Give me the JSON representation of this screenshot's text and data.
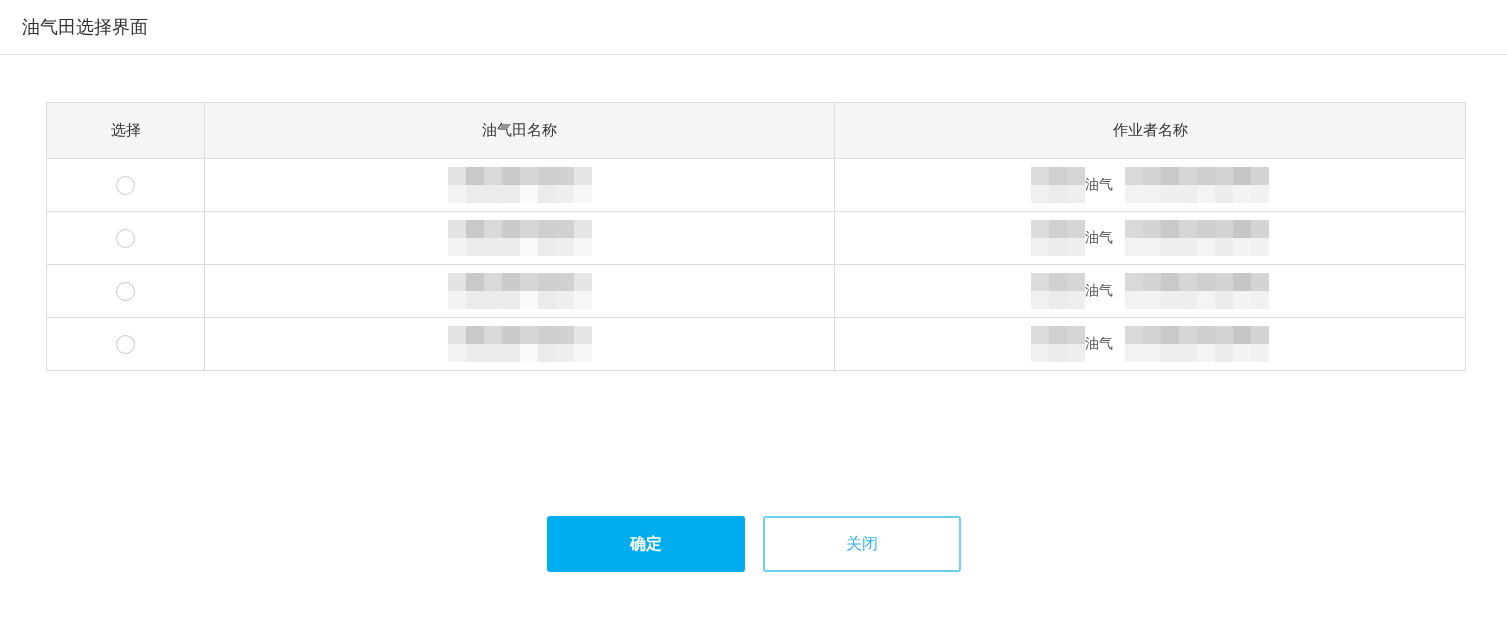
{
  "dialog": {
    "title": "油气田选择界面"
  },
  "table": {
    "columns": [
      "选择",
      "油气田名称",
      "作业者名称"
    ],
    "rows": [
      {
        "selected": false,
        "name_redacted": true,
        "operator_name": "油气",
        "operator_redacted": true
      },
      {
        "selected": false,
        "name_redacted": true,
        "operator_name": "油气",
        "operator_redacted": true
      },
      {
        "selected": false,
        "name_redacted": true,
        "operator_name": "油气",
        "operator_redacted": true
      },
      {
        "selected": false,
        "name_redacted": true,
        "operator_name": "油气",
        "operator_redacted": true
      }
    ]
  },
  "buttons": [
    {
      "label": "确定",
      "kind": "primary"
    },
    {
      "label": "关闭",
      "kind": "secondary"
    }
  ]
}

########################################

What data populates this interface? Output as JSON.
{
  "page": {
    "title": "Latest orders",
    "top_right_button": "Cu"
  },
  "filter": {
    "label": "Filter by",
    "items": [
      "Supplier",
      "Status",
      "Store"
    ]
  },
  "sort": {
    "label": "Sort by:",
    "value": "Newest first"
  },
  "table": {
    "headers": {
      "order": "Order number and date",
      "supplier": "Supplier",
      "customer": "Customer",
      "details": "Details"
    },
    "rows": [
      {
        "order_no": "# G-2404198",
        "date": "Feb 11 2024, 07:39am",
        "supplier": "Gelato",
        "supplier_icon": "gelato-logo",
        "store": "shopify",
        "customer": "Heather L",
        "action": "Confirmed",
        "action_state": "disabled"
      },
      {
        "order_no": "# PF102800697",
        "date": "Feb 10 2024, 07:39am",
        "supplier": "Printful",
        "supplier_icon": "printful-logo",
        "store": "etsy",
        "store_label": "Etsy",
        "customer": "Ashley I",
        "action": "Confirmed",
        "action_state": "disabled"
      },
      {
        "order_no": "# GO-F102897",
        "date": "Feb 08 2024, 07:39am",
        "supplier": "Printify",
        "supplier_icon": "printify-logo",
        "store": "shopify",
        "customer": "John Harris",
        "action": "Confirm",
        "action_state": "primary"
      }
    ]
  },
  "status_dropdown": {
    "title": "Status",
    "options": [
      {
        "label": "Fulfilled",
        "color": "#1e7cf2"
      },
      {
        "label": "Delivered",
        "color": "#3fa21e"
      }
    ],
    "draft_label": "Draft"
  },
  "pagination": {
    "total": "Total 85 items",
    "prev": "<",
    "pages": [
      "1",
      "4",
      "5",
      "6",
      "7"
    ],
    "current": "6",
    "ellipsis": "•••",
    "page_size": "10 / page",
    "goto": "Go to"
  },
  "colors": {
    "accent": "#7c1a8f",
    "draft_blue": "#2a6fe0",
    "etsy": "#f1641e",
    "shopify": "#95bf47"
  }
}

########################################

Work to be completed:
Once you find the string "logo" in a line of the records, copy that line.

Result below:
        "supplier_icon": "gelato-logo",
        "supplier_icon": "printful-logo",
        "supplier_icon": "printify-logo",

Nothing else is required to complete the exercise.